[Start of Attachment]

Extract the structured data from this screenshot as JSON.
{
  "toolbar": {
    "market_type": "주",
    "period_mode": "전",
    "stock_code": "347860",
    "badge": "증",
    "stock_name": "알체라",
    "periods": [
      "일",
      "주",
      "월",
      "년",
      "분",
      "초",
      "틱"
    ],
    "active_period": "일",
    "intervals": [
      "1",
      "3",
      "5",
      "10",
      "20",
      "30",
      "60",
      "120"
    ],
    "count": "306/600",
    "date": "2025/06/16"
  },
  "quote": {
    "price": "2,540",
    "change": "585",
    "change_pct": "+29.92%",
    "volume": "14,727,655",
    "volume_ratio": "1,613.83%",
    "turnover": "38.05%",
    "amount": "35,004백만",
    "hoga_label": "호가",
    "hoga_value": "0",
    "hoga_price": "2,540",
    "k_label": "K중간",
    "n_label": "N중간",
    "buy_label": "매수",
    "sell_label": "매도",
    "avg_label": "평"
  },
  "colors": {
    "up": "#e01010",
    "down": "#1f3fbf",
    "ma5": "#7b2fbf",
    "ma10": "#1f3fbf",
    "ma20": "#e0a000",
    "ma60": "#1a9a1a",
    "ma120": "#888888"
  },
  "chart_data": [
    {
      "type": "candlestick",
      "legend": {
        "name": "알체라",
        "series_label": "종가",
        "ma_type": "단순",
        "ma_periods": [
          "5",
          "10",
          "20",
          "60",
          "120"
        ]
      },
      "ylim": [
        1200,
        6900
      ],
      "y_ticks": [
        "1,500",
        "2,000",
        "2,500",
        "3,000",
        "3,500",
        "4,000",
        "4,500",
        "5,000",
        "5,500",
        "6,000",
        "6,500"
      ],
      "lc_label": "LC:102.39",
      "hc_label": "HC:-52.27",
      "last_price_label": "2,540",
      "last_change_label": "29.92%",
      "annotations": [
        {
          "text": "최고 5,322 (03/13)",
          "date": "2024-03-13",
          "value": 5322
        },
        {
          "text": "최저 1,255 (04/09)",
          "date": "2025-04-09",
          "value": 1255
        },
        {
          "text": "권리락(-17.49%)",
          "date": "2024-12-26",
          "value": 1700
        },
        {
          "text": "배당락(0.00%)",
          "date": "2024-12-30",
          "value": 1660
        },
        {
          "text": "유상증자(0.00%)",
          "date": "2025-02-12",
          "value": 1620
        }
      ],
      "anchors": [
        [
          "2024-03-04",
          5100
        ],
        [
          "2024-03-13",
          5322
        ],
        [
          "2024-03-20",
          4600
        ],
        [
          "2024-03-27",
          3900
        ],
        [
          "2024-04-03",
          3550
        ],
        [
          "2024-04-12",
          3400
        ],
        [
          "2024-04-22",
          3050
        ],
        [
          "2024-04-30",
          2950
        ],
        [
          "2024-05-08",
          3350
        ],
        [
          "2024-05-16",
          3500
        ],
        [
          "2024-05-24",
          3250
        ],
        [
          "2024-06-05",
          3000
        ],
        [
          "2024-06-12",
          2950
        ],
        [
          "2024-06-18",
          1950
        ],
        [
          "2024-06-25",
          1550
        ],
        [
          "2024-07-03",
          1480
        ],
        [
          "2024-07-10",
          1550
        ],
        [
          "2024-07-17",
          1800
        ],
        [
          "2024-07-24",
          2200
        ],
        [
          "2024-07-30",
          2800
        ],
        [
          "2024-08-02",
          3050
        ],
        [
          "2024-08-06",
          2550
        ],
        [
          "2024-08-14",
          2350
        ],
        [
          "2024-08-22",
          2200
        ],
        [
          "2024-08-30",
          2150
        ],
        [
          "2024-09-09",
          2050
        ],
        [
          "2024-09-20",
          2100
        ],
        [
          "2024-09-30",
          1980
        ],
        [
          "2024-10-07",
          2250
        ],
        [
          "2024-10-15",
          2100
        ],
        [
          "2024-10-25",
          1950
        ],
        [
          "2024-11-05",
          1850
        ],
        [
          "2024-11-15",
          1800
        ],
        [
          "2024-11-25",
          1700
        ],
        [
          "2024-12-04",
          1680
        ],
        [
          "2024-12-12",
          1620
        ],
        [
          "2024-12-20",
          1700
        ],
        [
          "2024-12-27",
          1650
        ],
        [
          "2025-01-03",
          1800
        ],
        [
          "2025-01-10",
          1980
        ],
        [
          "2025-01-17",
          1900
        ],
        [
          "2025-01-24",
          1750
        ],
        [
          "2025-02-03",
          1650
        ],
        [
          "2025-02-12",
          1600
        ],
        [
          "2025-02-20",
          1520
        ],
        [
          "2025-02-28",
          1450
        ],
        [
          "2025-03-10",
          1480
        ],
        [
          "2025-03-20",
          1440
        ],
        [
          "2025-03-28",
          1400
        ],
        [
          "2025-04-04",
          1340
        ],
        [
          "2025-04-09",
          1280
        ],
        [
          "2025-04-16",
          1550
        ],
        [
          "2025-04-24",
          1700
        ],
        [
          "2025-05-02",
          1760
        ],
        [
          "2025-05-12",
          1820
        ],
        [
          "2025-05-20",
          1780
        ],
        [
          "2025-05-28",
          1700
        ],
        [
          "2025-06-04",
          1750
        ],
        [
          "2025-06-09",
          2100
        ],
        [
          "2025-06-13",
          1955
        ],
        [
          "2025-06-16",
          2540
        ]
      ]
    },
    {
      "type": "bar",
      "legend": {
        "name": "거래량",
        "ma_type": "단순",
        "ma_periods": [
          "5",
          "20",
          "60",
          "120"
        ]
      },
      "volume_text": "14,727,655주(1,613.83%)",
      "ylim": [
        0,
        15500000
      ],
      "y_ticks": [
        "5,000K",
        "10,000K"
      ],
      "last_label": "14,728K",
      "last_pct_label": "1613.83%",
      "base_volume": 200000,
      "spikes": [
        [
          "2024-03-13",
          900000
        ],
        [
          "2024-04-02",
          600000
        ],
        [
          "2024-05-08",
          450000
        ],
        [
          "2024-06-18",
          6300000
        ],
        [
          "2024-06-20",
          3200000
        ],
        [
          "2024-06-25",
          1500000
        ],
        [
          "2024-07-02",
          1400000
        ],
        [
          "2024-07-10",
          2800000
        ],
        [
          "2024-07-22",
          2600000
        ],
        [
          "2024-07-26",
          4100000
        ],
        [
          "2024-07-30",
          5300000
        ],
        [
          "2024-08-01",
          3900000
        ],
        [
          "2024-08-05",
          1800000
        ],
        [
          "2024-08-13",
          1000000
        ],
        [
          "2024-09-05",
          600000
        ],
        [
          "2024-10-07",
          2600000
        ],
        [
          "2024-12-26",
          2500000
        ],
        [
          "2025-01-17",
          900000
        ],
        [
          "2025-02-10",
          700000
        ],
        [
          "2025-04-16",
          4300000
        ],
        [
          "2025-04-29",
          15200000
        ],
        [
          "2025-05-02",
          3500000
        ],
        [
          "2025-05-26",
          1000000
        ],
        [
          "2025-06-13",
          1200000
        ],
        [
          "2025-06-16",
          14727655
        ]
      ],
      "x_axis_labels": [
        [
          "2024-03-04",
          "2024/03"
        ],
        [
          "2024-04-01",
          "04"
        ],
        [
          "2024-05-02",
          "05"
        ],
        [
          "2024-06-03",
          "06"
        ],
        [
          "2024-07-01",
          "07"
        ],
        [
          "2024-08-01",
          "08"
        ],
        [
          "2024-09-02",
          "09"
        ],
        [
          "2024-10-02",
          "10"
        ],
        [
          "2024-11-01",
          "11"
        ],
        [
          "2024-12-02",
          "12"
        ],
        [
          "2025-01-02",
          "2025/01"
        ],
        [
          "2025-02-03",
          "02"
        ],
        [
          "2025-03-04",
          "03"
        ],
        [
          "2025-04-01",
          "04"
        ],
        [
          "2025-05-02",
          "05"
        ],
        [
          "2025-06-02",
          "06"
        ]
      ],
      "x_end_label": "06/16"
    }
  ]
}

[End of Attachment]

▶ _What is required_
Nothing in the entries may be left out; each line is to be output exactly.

▶ _Written answer_
Extract the structured data from this screenshot as JSON.
{
  "toolbar": {
    "market_type": "주",
    "period_mode": "전",
    "stock_code": "347860",
    "badge": "증",
    "stock_name": "알체라",
    "periods": [
      "일",
      "주",
      "월",
      "년",
      "분",
      "초",
      "틱"
    ],
    "active_period": "일",
    "intervals": [
      "1",
      "3",
      "5",
      "10",
      "20",
      "30",
      "60",
      "120"
    ],
    "count": "306/600",
    "date": "2025/06/16"
  },
  "quote": {
    "price": "2,540",
    "change": "585",
    "change_pct": "+29.92%",
    "volume": "14,727,655",
    "volume_ratio": "1,613.83%",
    "turnover": "38.05%",
    "amount": "35,004백만",
    "hoga_label": "호가",
    "hoga_value": "0",
    "hoga_price": "2,540",
    "k_label": "K중간",
    "n_label": "N중간",
    "buy_label": "매수",
    "sell_label": "매도",
    "avg_label": "평"
  },
  "colors": {
    "up": "#e01010",
    "down": "#1f3fbf",
    "ma5": "#7b2fbf",
    "ma10": "#1f3fbf",
    "ma20": "#e0a000",
    "ma60": "#1a9a1a",
    "ma120": "#888888"
  },
  "chart_data": [
    {
      "type": "candlestick",
      "legend": {
        "name": "알체라",
        "series_label": "종가",
        "ma_type": "단순",
        "ma_periods": [
          "5",
          "10",
          "20",
          "60",
          "120"
        ]
      },
      "ylim": [
        1200,
        6900
      ],
      "y_ticks": [
        "1,500",
        "2,000",
        "2,500",
        "3,000",
        "3,500",
        "4,000",
        "4,500",
        "5,000",
        "5,500",
        "6,000",
        "6,500"
      ],
      "lc_label": "LC:102.39",
      "hc_label": "HC:-52.27",
      "last_price_label": "2,540",
      "last_change_label": "29.92%",
      "annotations": [
        {
          "text": "최고 5,322 (03/13)",
          "date": "2024-03-13",
          "value": 5322
        },
        {
          "text": "최저 1,255 (04/09)",
          "date": "2025-04-09",
          "value": 1255
        },
        {
          "text": "권리락(-17.49%)",
          "date": "2024-12-26",
          "value": 1700
        },
        {
          "text": "배당락(0.00%)",
          "date": "2024-12-30",
          "value": 1660
        },
        {
          "text": "유상증자(0.00%)",
          "date": "2025-02-12",
          "value": 1620
        }
      ],
      "anchors": [
        [
          "2024-03-04",
          5100
        ],
        [
          "2024-03-13",
          5322
        ],
        [
          "2024-03-20",
          4600
        ],
        [
          "2024-03-27",
          3900
        ],
        [
          "2024-04-03",
          3550
        ],
        [
          "2024-04-12",
          3400
        ],
        [
          "2024-04-22",
          3050
        ],
        [
          "2024-04-30",
          2950
        ],
        [
          "2024-05-08",
          3350
        ],
        [
          "2024-05-16",
          3500
        ],
        [
          "2024-05-24",
          3250
        ],
        [
          "2024-06-05",
          3000
        ],
        [
          "2024-06-12",
          2950
        ],
        [
          "2024-06-18",
          1950
        ],
        [
          "2024-06-25",
          1550
        ],
        [
          "2024-07-03",
          1480
        ],
        [
          "2024-07-10",
          1550
        ],
        [
          "2024-07-17",
          1800
        ],
        [
          "2024-07-24",
          2200
        ],
        [
          "2024-07-30",
          2800
        ],
        [
          "2024-08-02",
          3050
        ],
        [
          "2024-08-06",
          2550
        ],
        [
          "2024-08-14",
          2350
        ],
        [
          "2024-08-22",
          2200
        ],
        [
          "2024-08-30",
          2150
        ],
        [
          "2024-09-09",
          2050
        ],
        [
          "2024-09-20",
          2100
        ],
        [
          "2024-09-30",
          1980
        ],
        [
          "2024-10-07",
          2250
        ],
        [
          "2024-10-15",
          2100
        ],
        [
          "2024-10-25",
          1950
        ],
        [
          "2024-11-05",
          1850
        ],
        [
          "2024-11-15",
          1800
        ],
        [
          "2024-11-25",
          1700
        ],
        [
          "2024-12-04",
          1680
        ],
        [
          "2024-12-12",
          1620
        ],
        [
          "2024-12-20",
          1700
        ],
        [
          "2024-12-27",
          1650
        ],
        [
          "2025-01-03",
          1800
        ],
        [
          "2025-01-10",
          1980
        ],
        [
          "2025-01-17",
          1900
        ],
        [
          "2025-01-24",
          1750
        ],
        [
          "2025-02-03",
          1650
        ],
        [
          "2025-02-12",
          1600
        ],
        [
          "2025-02-20",
          1520
        ],
        [
          "2025-02-28",
          1450
        ],
        [
          "2025-03-10",
          1480
        ],
        [
          "2025-03-20",
          1440
        ],
        [
          "2025-03-28",
          1400
        ],
        [
          "2025-04-04",
          1340
        ],
        [
          "2025-04-09",
          1280
        ],
        [
          "2025-04-16",
          1550
        ],
        [
          "2025-04-24",
          1700
        ],
        [
          "2025-05-02",
          1760
        ],
        [
          "2025-05-12",
          1820
        ],
        [
          "2025-05-20",
          1780
        ],
        [
          "2025-05-28",
          1700
        ],
        [
          "2025-06-04",
          1750
        ],
        [
          "2025-06-09",
          2100
        ],
        [
          "2025-06-13",
          1955
        ],
        [
          "2025-06-16",
          2540
        ]
      ]
    },
    {
      "type": "bar",
      "legend": {
        "name": "거래량",
        "ma_type": "단순",
        "ma_periods": [
          "5",
          "20",
          "60",
          "120"
        ]
      },
      "volume_text": "14,727,655주(1,613.83%)",
      "ylim": [
        0,
        15500000
      ],
      "y_ticks": [
        "5,000K",
        "10,000K"
      ],
      "last_label": "14,728K",
      "last_pct_label": "1613.83%",
      "base_volume": 200000,
      "spikes": [
        [
          "2024-03-13",
          900000
        ],
        [
          "2024-04-02",
          600000
        ],
        [
          "2024-05-08",
          450000
        ],
        [
          "2024-06-18",
          6300000
        ],
        [
          "2024-06-20",
          3200000
        ],
        [
          "2024-06-25",
          1500000
        ],
        [
          "2024-07-02",
          1400000
        ],
        [
          "2024-07-10",
          2800000
        ],
        [
          "2024-07-22",
          2600000
        ],
        [
          "2024-07-26",
          4100000
        ],
        [
          "2024-07-30",
          5300000
        ],
        [
          "2024-08-01",
          3900000
        ],
        [
          "2024-08-05",
          1800000
        ],
        [
          "2024-08-13",
          1000000
        ],
        [
          "2024-09-05",
          600000
        ],
        [
          "2024-10-07",
          2600000
        ],
        [
          "2024-12-26",
          2500000
        ],
        [
          "2025-01-17",
          900000
        ],
        [
          "2025-02-10",
          700000
        ],
        [
          "2025-04-16",
          4300000
        ],
        [
          "2025-04-29",
          15200000
        ],
        [
          "2025-05-02",
          3500000
        ],
        [
          "2025-05-26",
          1000000
        ],
        [
          "2025-06-13",
          1200000
        ],
        [
          "2025-06-16",
          14727655
        ]
      ],
      "x_axis_labels": [
        [
          "2024-03-04",
          "2024/03"
        ],
        [
          "2024-04-01",
          "04"
        ],
        [
          "2024-05-02",
          "05"
        ],
        [
          "2024-06-03",
          "06"
        ],
        [
          "2024-07-01",
          "07"
        ],
        [
          "2024-08-01",
          "08"
        ],
        [
          "2024-09-02",
          "09"
        ],
        [
          "2024-10-02",
          "10"
        ],
        [
          "2024-11-01",
          "11"
        ],
        [
          "2024-12-02",
          "12"
        ],
        [
          "2025-01-02",
          "2025/01"
        ],
        [
          "2025-02-03",
          "02"
        ],
        [
          "2025-03-04",
          "03"
        ],
        [
          "2025-04-01",
          "04"
        ],
        [
          "2025-05-02",
          "05"
        ],
        [
          "2025-06-02",
          "06"
        ]
      ],
      "x_end_label": "06/16"
    }
  ]
}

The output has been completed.